### Your goal
Wherever the word "into" appears in a line of the records, copy that line.

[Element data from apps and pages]
Content starts
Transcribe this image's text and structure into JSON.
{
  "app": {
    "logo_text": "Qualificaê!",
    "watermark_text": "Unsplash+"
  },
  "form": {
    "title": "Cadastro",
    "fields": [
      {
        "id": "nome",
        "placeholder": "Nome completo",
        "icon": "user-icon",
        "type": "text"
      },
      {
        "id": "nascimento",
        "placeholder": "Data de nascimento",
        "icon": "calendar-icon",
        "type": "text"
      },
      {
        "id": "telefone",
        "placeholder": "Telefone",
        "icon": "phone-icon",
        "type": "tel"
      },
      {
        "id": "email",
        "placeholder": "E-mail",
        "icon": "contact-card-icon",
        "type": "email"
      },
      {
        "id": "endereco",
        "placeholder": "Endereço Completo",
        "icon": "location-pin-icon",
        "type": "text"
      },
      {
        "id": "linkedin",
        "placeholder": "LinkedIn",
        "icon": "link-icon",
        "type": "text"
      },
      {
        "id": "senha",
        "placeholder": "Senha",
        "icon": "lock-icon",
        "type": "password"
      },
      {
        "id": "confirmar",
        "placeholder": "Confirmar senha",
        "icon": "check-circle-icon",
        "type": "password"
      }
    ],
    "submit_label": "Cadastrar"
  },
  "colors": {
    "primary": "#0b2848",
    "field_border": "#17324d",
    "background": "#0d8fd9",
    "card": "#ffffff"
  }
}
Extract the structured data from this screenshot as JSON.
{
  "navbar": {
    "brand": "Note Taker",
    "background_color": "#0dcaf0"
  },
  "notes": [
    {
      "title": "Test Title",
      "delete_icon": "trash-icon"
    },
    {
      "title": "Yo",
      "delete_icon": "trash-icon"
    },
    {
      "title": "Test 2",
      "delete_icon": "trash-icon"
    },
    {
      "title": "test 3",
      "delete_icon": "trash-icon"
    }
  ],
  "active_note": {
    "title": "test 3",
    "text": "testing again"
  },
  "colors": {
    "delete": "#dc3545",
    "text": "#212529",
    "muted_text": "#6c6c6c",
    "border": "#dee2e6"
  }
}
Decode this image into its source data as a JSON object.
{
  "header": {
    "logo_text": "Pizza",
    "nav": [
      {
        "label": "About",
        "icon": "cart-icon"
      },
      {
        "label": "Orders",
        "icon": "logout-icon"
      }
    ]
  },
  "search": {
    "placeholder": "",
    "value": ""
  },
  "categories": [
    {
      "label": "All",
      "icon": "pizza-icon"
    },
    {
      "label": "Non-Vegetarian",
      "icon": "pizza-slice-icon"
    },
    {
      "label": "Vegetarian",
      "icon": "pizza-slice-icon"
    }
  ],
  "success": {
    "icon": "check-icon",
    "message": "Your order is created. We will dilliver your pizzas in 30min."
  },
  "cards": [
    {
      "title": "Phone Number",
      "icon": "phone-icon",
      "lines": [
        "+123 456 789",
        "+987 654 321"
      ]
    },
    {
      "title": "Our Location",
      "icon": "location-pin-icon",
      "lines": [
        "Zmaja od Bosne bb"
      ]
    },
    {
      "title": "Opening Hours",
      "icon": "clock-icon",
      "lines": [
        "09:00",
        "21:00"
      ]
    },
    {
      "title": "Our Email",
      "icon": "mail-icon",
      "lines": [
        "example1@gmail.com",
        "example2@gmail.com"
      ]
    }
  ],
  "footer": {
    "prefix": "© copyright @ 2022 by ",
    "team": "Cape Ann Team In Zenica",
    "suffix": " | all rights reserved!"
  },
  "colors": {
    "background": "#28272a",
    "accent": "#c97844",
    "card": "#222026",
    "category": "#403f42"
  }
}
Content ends
### Answer for the task
Transcribe this image's text and structure into JSON.
Decode this image into its source data as a JSON object.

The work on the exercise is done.